__What is expected__. Filter the entries below, keeping only lines with "desc".

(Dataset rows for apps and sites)
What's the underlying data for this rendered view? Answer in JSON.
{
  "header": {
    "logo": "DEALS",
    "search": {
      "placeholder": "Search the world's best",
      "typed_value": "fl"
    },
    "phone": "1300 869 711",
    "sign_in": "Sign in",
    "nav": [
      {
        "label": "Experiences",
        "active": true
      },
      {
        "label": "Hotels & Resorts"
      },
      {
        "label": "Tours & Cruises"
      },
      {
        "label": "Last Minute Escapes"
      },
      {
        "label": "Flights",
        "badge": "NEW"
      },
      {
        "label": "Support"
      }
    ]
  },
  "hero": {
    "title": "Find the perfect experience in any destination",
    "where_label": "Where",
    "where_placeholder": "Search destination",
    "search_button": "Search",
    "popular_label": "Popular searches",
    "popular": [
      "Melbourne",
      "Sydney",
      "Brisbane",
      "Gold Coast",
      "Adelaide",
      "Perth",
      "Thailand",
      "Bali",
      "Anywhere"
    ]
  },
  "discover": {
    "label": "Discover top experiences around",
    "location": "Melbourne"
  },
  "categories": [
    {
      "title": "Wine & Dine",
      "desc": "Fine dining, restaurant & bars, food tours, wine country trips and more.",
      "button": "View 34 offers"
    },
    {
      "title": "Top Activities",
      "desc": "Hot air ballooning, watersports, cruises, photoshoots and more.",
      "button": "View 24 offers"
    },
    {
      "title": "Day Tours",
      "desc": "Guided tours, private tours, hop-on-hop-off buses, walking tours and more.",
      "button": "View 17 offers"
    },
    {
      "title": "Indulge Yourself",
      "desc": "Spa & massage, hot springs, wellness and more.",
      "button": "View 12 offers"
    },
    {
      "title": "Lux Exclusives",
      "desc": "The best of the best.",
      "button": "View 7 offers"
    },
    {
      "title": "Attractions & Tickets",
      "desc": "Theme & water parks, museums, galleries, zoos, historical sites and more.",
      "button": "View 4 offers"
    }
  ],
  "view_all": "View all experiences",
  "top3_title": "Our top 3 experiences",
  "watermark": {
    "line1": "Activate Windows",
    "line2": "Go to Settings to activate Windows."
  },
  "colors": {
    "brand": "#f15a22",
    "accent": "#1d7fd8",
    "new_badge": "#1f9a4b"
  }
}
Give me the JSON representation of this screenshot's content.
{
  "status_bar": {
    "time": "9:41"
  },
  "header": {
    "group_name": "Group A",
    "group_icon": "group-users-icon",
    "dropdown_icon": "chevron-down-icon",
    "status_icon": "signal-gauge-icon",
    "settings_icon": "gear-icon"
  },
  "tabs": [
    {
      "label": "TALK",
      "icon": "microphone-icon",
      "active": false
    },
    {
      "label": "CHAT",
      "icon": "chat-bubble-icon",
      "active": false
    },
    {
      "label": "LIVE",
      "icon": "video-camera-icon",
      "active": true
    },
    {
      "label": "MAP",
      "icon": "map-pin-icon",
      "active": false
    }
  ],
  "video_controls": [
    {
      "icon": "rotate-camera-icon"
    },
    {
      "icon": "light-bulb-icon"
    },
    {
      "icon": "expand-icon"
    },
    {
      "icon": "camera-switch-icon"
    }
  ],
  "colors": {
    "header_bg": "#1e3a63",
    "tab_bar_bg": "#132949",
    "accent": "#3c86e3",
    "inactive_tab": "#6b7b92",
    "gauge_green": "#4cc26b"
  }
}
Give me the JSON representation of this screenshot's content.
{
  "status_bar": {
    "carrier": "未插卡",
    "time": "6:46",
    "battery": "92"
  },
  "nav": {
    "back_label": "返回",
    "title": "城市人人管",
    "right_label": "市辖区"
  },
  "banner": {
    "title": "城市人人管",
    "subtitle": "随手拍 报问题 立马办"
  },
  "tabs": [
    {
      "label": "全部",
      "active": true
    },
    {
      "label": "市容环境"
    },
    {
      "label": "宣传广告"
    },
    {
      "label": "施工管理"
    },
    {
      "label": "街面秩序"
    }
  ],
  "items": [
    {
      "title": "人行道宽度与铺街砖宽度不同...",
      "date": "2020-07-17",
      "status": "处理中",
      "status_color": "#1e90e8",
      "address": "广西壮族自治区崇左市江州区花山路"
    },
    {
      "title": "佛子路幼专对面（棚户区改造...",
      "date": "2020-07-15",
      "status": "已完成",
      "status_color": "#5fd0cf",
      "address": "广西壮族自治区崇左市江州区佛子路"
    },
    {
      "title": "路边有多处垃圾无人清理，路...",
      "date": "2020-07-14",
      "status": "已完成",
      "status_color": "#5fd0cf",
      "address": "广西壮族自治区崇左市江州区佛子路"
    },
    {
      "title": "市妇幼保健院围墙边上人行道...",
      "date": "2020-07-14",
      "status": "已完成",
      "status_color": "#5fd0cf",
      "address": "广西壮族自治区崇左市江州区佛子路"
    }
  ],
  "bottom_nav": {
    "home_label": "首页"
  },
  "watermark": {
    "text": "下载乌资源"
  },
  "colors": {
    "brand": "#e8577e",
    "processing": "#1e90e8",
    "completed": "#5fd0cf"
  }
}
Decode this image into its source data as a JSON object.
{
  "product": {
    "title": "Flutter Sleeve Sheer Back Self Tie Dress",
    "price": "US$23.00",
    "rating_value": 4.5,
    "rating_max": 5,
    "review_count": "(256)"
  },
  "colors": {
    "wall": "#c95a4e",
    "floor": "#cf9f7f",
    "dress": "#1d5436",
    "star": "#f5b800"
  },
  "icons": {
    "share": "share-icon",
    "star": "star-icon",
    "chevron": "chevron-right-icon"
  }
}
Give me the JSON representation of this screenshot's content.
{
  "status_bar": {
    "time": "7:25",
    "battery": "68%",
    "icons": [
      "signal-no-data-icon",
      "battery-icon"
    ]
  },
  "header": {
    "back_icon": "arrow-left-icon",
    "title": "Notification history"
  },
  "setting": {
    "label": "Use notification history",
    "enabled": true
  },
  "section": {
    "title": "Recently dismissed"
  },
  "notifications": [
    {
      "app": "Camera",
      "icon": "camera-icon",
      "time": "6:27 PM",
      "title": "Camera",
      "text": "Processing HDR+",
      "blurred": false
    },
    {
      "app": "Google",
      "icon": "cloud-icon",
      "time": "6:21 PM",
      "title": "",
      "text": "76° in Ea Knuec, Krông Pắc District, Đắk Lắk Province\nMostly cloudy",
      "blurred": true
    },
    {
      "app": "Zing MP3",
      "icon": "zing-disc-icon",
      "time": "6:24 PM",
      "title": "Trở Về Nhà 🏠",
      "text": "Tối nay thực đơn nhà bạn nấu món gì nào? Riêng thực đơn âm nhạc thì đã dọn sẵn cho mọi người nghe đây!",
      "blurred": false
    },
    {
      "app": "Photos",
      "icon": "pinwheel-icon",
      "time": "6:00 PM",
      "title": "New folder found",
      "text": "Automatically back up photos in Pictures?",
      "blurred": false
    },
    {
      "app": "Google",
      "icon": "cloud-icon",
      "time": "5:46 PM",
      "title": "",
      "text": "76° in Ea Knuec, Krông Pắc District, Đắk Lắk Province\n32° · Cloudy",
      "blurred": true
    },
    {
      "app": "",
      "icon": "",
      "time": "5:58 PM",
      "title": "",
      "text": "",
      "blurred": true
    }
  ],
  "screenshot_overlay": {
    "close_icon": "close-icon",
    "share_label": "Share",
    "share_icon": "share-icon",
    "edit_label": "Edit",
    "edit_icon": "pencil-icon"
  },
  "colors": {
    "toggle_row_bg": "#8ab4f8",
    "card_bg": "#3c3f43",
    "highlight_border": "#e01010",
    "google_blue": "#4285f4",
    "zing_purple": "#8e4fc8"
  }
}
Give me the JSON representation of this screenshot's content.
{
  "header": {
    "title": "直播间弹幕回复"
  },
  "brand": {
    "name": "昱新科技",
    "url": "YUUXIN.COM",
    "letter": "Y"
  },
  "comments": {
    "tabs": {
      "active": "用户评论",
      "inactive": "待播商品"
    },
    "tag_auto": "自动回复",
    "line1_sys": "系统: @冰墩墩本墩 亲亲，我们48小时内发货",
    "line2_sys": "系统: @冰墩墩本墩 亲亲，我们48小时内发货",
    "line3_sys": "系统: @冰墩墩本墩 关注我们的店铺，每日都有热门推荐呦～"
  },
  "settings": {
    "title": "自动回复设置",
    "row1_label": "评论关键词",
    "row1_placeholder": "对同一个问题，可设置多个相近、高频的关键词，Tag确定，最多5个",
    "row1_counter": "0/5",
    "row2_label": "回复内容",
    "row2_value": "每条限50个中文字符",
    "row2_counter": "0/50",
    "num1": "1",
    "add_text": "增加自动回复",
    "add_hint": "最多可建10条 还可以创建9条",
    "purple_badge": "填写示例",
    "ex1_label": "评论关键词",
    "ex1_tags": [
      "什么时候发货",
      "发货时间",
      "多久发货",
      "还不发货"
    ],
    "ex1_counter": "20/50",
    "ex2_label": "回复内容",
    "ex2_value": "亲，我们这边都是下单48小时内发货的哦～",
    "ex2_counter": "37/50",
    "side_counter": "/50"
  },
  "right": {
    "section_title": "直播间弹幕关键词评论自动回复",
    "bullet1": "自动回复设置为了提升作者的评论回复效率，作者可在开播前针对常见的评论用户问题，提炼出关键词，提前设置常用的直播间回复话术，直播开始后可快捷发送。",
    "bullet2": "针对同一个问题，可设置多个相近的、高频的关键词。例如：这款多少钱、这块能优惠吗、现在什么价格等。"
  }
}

__Answer for the task__.
      "desc": "Fine dining, restaurant & bars, food tours, wine country trips and more.",
      "desc": "Hot air ballooning, watersports, cruises, photoshoots and more.",
      "desc": "Guided tours, private tours, hop-on-hop-off buses, walking tours and more.",
      "desc": "Spa & massage, hot springs, wellness and more.",
      "desc": "The best of the best.",
      "desc": "Theme & water parks, museums, galleries, zoos, historical sites and more.",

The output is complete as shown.